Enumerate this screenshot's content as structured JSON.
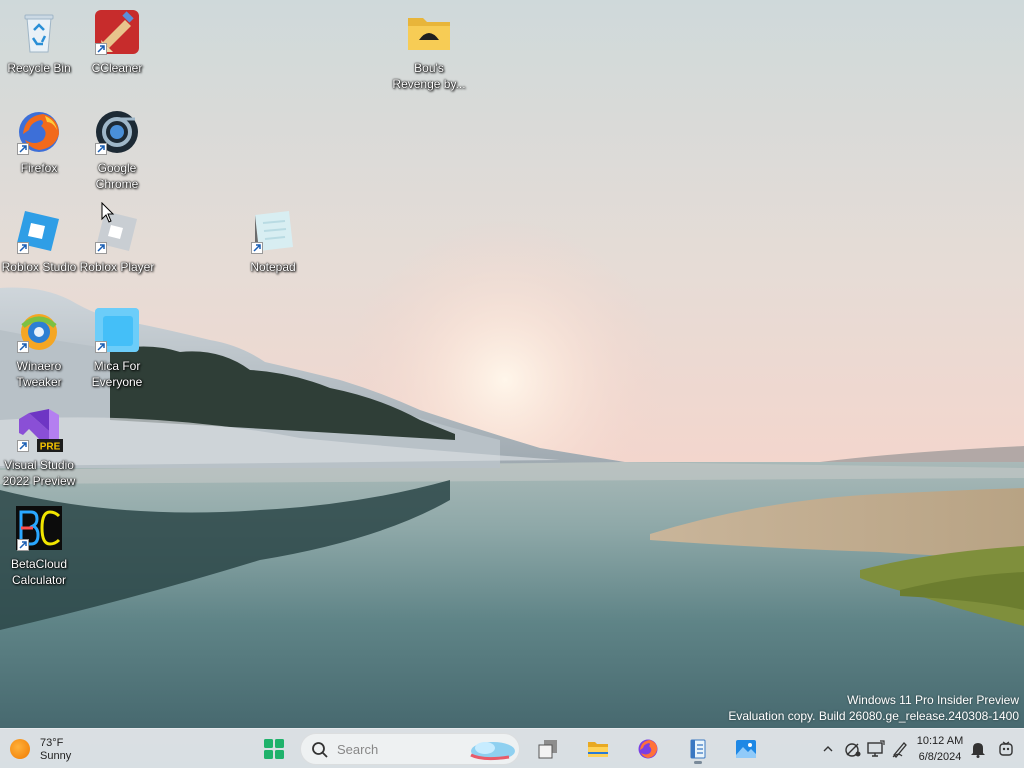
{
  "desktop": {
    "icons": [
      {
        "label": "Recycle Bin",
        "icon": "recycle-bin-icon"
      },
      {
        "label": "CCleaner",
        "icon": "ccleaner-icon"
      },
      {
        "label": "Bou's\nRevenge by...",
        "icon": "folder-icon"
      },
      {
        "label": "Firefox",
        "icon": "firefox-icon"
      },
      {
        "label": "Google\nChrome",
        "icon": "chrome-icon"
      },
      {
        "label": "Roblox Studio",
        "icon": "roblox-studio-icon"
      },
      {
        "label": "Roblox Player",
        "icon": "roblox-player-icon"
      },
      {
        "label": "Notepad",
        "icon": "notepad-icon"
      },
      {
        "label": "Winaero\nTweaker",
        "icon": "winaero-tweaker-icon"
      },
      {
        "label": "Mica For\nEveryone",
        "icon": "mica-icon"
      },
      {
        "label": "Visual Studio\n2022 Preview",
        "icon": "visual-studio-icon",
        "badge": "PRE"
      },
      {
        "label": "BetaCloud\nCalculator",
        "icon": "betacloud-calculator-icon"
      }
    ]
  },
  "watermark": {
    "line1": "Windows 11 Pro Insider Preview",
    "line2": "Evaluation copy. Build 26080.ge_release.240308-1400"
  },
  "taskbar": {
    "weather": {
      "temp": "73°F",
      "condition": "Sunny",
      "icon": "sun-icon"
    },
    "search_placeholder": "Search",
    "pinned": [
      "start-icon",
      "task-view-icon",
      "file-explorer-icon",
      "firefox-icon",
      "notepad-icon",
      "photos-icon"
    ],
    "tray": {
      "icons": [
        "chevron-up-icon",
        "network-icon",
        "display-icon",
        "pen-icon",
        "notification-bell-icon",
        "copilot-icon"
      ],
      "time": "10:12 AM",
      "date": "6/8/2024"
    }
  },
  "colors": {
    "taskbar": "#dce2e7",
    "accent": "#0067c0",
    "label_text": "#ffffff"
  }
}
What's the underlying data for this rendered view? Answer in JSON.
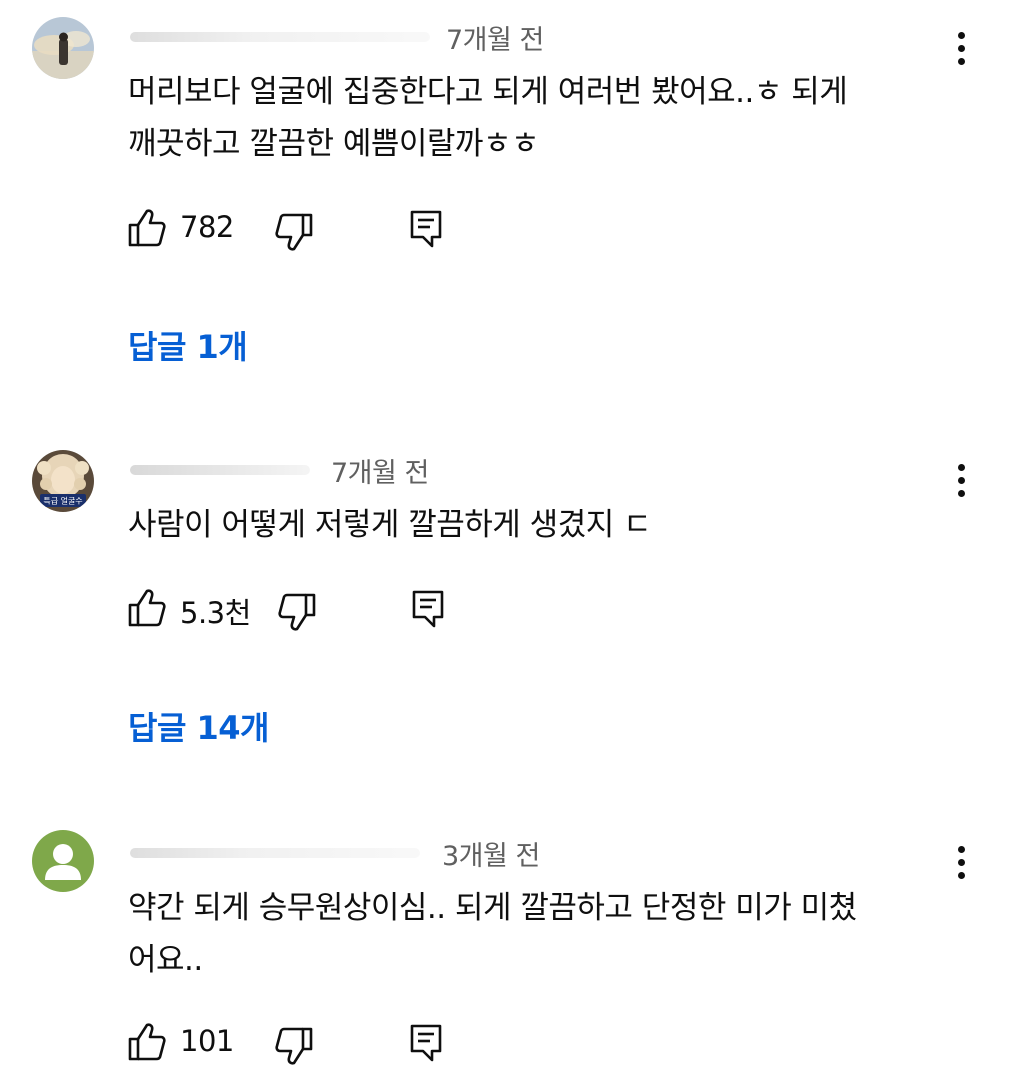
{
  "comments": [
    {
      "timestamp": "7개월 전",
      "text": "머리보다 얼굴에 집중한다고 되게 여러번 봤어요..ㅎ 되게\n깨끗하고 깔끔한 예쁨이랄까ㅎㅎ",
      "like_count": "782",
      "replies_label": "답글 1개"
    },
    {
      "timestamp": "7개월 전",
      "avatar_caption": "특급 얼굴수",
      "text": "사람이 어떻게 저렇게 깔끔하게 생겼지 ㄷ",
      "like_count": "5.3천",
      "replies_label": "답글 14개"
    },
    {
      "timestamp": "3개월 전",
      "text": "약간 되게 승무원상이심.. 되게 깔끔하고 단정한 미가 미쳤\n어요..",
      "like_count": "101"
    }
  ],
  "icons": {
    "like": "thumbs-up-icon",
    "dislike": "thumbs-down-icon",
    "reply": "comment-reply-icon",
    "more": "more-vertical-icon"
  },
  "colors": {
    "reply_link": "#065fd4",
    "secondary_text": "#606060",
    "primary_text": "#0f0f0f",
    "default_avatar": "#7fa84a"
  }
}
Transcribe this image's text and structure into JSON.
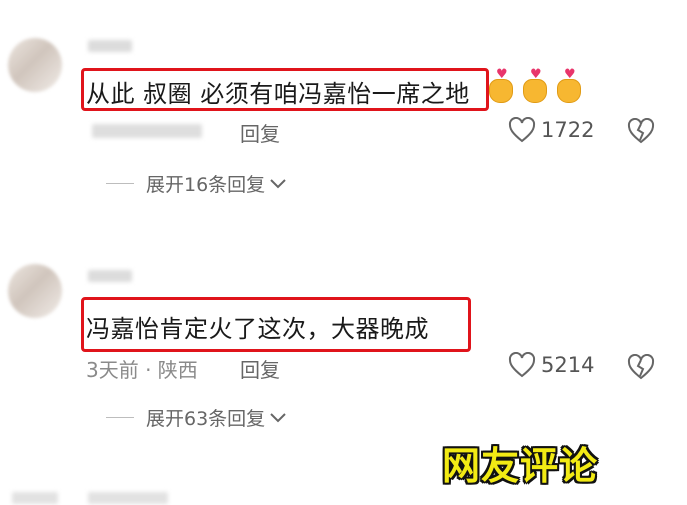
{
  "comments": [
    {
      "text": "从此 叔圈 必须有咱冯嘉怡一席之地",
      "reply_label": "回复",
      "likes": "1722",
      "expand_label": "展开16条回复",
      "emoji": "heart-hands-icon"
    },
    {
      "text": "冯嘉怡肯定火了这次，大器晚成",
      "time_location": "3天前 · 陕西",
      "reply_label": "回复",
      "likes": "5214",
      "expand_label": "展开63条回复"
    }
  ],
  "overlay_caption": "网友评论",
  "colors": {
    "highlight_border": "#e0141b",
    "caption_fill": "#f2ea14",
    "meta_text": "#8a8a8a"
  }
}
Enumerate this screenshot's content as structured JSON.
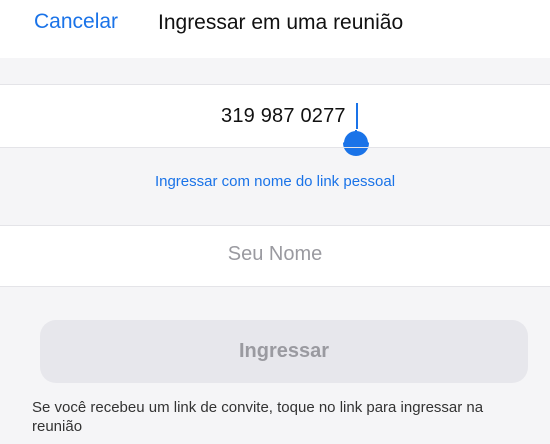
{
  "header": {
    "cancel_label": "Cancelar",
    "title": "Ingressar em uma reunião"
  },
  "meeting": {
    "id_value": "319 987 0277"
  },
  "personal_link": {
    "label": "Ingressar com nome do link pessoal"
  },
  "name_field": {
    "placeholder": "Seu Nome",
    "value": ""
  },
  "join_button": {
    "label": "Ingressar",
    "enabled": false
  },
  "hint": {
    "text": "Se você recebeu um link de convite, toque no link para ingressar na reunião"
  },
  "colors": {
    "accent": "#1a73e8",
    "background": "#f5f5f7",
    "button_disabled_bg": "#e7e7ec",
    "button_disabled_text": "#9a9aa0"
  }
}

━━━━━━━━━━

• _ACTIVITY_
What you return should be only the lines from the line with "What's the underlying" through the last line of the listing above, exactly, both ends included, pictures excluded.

• _TASK RESULT_
What's the underlying data for this rendered view? Answer in JSON.
{
  "comments": [
    {
      "timestamp": "7개월 전",
      "text": "머리보다 얼굴에 집중한다고 되게 여러번 봤어요..ㅎ 되게\n깨끗하고 깔끔한 예쁨이랄까ㅎㅎ",
      "like_count": "782",
      "replies_label": "답글 1개"
    },
    {
      "timestamp": "7개월 전",
      "avatar_caption": "특급 얼굴수",
      "text": "사람이 어떻게 저렇게 깔끔하게 생겼지 ㄷ",
      "like_count": "5.3천",
      "replies_label": "답글 14개"
    },
    {
      "timestamp": "3개월 전",
      "text": "약간 되게 승무원상이심.. 되게 깔끔하고 단정한 미가 미쳤\n어요..",
      "like_count": "101"
    }
  ],
  "icons": {
    "like": "thumbs-up-icon",
    "dislike": "thumbs-down-icon",
    "reply": "comment-reply-icon",
    "more": "more-vertical-icon"
  },
  "colors": {
    "reply_link": "#065fd4",
    "secondary_text": "#606060",
    "primary_text": "#0f0f0f",
    "default_avatar": "#7fa84a"
  }
}
Transcribe this image's text and structure into JSON.
{
  "comments": [
    {
      "text": "从此 叔圈 必须有咱冯嘉怡一席之地",
      "reply_label": "回复",
      "likes": "1722",
      "expand_label": "展开16条回复",
      "emoji": "heart-hands-icon"
    },
    {
      "text": "冯嘉怡肯定火了这次，大器晚成",
      "time_location": "3天前 · 陕西",
      "reply_label": "回复",
      "likes": "5214",
      "expand_label": "展开63条回复"
    }
  ],
  "overlay_caption": "网友评论",
  "colors": {
    "highlight_border": "#e0141b",
    "caption_fill": "#f2ea14",
    "meta_text": "#8a8a8a"
  }
}
Enumerate this screenshot's content as structured JSON.
{
  "header": {
    "cancel_label": "Cancelar",
    "title": "Ingressar em uma reunião"
  },
  "meeting": {
    "id_value": "319 987 0277"
  },
  "personal_link": {
    "label": "Ingressar com nome do link pessoal"
  },
  "name_field": {
    "placeholder": "Seu Nome",
    "value": ""
  },
  "join_button": {
    "label": "Ingressar",
    "enabled": false
  },
  "hint": {
    "text": "Se você recebeu um link de convite, toque no link para ingressar na reunião"
  },
  "colors": {
    "accent": "#1a73e8",
    "background": "#f5f5f7",
    "button_disabled_bg": "#e7e7ec",
    "button_disabled_text": "#9a9aa0"
  }
}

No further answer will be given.